The Welcoming Party slogan ‘YOU ARE VERY WELCOME’ was displayed on the screen above the yoga display, a phrase I thought was apt for this particular activity in the context of the CBD. It was a peaceful disruption of habitual activities – offering a moment of calm obscurity to an otherwise common day. We ended the yoga session inside the gallery space with Digby directing a group warm-down. It consisted of poses such as salute to the sun, downward dog and other phrases I had picked up from my 25 minute YouTube yoga sessions. In contrast to that interaction, BYOGA in the inviting space of Meanwhile with the accompaniment of friends was far more welcoming. We, as audience members, were given the opportunity to engage in and escape from everything an average 9-5 job entails and the participants in response were invited to join in, which was an exchange I was happy to be a part of.

Closing Ceremony

At the closing ceremony for Free Time, Dani Terezzi presented an immersive kaleidoscope moving image work of a singular pattern repeated from one edge of the projection to the other. The dark room made the colours vibrant and almost hypnotic as the image moved smoothly and subtly. The spectrum of green tones against the wall reflected the sounds of chirping birds that made the room sound like it was located deep in the New Zealand bush. Since the work was shown in the manner of a screening the audience stayed to experience the work for its entirety until the repeat ticked over.

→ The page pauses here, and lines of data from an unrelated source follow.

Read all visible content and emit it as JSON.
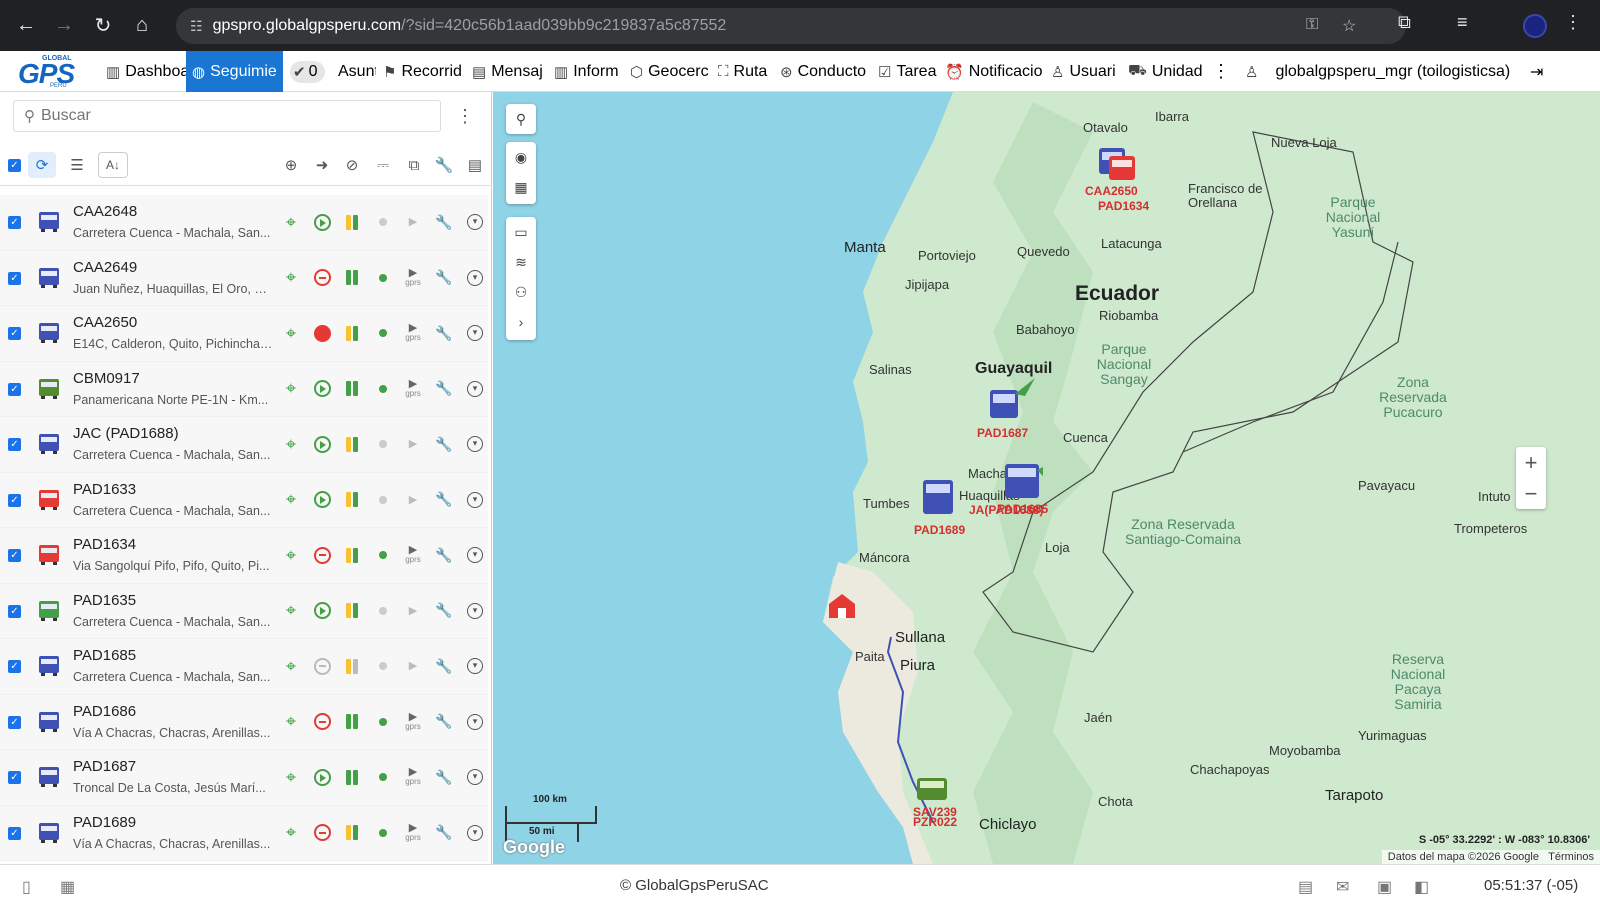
{
  "browser": {
    "url_host": "gpspro.globalgpsperu.com",
    "url_path": "/?sid=420c56b1aad039bb9c219837a5c87552"
  },
  "menu": {
    "items": [
      {
        "label": "Dashboa",
        "icon": "bar-chart-icon"
      },
      {
        "label": "Seguimie",
        "icon": "globe-icon"
      },
      {
        "label": "0",
        "icon": "check-circle-icon"
      },
      {
        "label": "Asunt",
        "icon": ""
      },
      {
        "label": "Recorrid",
        "icon": "flag-icon"
      },
      {
        "label": "Mensaj",
        "icon": "message-icon"
      },
      {
        "label": "Inform",
        "icon": "report-icon"
      },
      {
        "label": "Geocerc",
        "icon": "geofence-icon"
      },
      {
        "label": "Ruta",
        "icon": "route-icon"
      },
      {
        "label": "Conducto",
        "icon": "driver-icon"
      },
      {
        "label": "Tarea",
        "icon": "task-icon"
      },
      {
        "label": "Notificacio",
        "icon": "alarm-icon"
      },
      {
        "label": "Usuari",
        "icon": "user-icon"
      },
      {
        "label": "Unidad",
        "icon": "vehicle-icon"
      }
    ],
    "user": "globalgpsperu_mgr (toilogisticsa)"
  },
  "search": {
    "placeholder": "Buscar"
  },
  "units": [
    {
      "name": "CAA2648",
      "address": "Carretera Cuenca - Machala, San...",
      "color": "#3f51b5",
      "status": "go",
      "bar1": "#fbc02d",
      "bar2": "#43a047",
      "dot": "#ccc",
      "gprs": false
    },
    {
      "name": "CAA2649",
      "address": "Juan Nuñez, Huaquillas, El Oro, E...",
      "color": "#3f51b5",
      "status": "stop",
      "bar1": "#43a047",
      "bar2": "#43a047",
      "dot": "#43a047",
      "gprs": true
    },
    {
      "name": "CAA2650",
      "address": "E14C, Calderon, Quito, Pichincha,...",
      "color": "#3f51b5",
      "status": "stopred",
      "bar1": "#fbc02d",
      "bar2": "#43a047",
      "dot": "#43a047",
      "gprs": true
    },
    {
      "name": "CBM0917",
      "address": "Panamericana Norte PE-1N - Km...",
      "color": "#558b2f",
      "status": "go",
      "bar1": "#43a047",
      "bar2": "#43a047",
      "dot": "#43a047",
      "gprs": true
    },
    {
      "name": "JAC (PAD1688)",
      "address": "Carretera Cuenca - Machala, San...",
      "color": "#3f51b5",
      "status": "go",
      "bar1": "#fbc02d",
      "bar2": "#43a047",
      "dot": "#ccc",
      "gprs": false
    },
    {
      "name": "PAD1633",
      "address": "Carretera Cuenca - Machala, San...",
      "color": "#e53935",
      "status": "go",
      "bar1": "#fbc02d",
      "bar2": "#43a047",
      "dot": "#ccc",
      "gprs": false
    },
    {
      "name": "PAD1634",
      "address": "Via Sangolquí Pifo, Pifo, Quito, Pi...",
      "color": "#e53935",
      "status": "stop",
      "bar1": "#fbc02d",
      "bar2": "#43a047",
      "dot": "#43a047",
      "gprs": true
    },
    {
      "name": "PAD1635",
      "address": "Carretera Cuenca - Machala, San...",
      "color": "#43a047",
      "status": "go",
      "bar1": "#fbc02d",
      "bar2": "#43a047",
      "dot": "#ccc",
      "gprs": false
    },
    {
      "name": "PAD1685",
      "address": "Carretera Cuenca - Machala, San...",
      "color": "#3f51b5",
      "status": "stopgray",
      "bar1": "#fbc02d",
      "bar2": "#bbb",
      "dot": "#ccc",
      "gprs": false
    },
    {
      "name": "PAD1686",
      "address": "Vía A Chacras, Chacras, Arenillas...",
      "color": "#3f51b5",
      "status": "stop",
      "bar1": "#43a047",
      "bar2": "#43a047",
      "dot": "#43a047",
      "gprs": true
    },
    {
      "name": "PAD1687",
      "address": "Troncal De La Costa, Jesús Marí...",
      "color": "#3f51b5",
      "status": "go",
      "bar1": "#43a047",
      "bar2": "#43a047",
      "dot": "#43a047",
      "gprs": true
    },
    {
      "name": "PAD1689",
      "address": "Vía A Chacras, Chacras, Arenillas...",
      "color": "#3f51b5",
      "status": "stop",
      "bar1": "#fbc02d",
      "bar2": "#43a047",
      "dot": "#43a047",
      "gprs": true
    }
  ],
  "map": {
    "country": "Ecuador",
    "cities": [
      "Otavalo",
      "Ibarra",
      "Nueva Loja",
      "Francisco de Orellana",
      "Manta",
      "Portoviejo",
      "Quevedo",
      "Latacunga",
      "Jipijapa",
      "Riobamba",
      "Babahoyo",
      "Salinas",
      "Guayaquil",
      "Cuenca",
      "Machala",
      "Huaquillas",
      "Tumbes",
      "Loja",
      "Máncora",
      "Sullana",
      "Paita",
      "Piura",
      "Jaén",
      "Moyobamba",
      "Yurimaguas",
      "Chachapoyas",
      "Tarapoto",
      "Chota",
      "Chiclayo",
      "Pavayacu",
      "Intuto",
      "Trompeteros"
    ],
    "parks": [
      "Parque Nacional Yasuní",
      "Parque Nacional Sangay",
      "Zona Reservada Pucacuro",
      "Zona Reservada Santiago-Comaina",
      "Reserva Nacional Pacaya Samiria"
    ],
    "vehicles": [
      "CAA2650",
      "PAD1634",
      "PAD1687",
      "PAD1689",
      "JA(PAD1688)",
      "PAD1685",
      "CAA2649",
      "SAV239",
      "PZR022"
    ],
    "scale_km": "100 km",
    "scale_mi": "50 mi",
    "coords": "S -05° 33.2292' : W -083° 10.8306'",
    "attribution": "Datos del mapa ©2026 Google",
    "terms": "Términos",
    "google": "Google"
  },
  "footer": {
    "copyright": "© GlobalGpsPeruSAC",
    "time": "05:51:37 (-05)"
  }
}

The structure of gallery speed-dating that Welcoming Party had constructed had proven to be so popular that additional associates of Meanwhile and Welcoming Party were interested in going on more short dates and some even interested in being the person who would conduct the dates. For me, this meant having the opportunity to share two other dates with Louisa Beatty and Lucy Wardle. However, since these dates took place during the celebrations of the Closing Party, the originally strict scheduled 5-minute structure became obscured. The date I shared with Lucy took place outside MEANWHILE during the closing party festivities and included 4 other datees, whereas my date with Louisa ended up being a 40 minute rant about my current dating situation.

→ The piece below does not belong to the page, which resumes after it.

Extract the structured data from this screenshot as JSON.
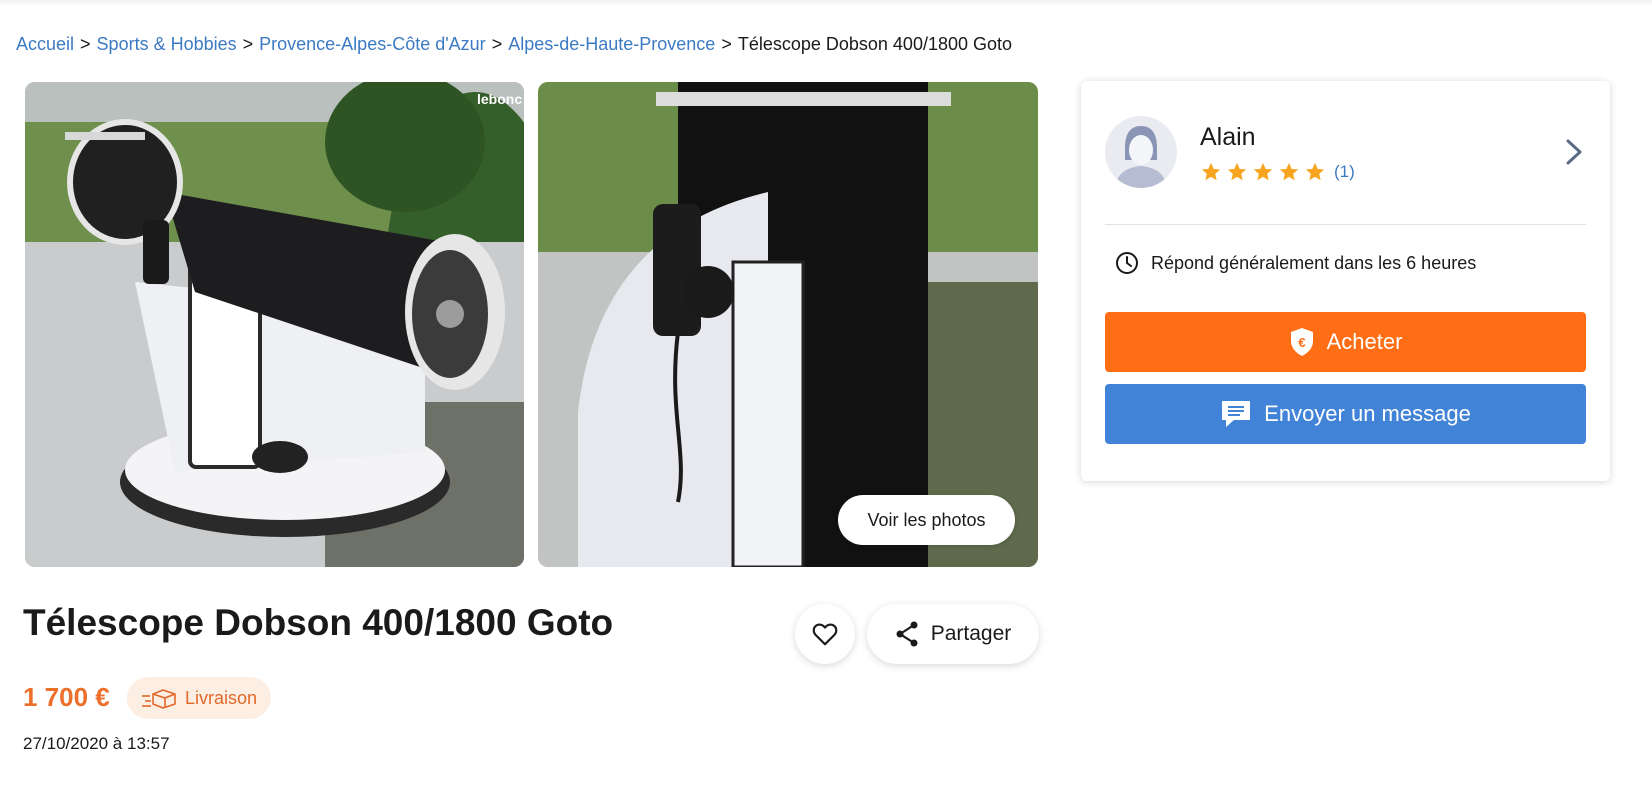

The evening continued into a casual and friendly celebration of, marking off the successful completion of their first exhibition that utilised both the MEANWHILE window and gallery spaces. Welcoming Party produced an exhibition that was constantly adapting and changing according to the audience who interacted with it. Pointon and Donnell created events that stayed true to their eccentric selves, that eased you into enjoyment from an initial position of confusion and trepidation, creating a common experience that was special in its outlandish manner.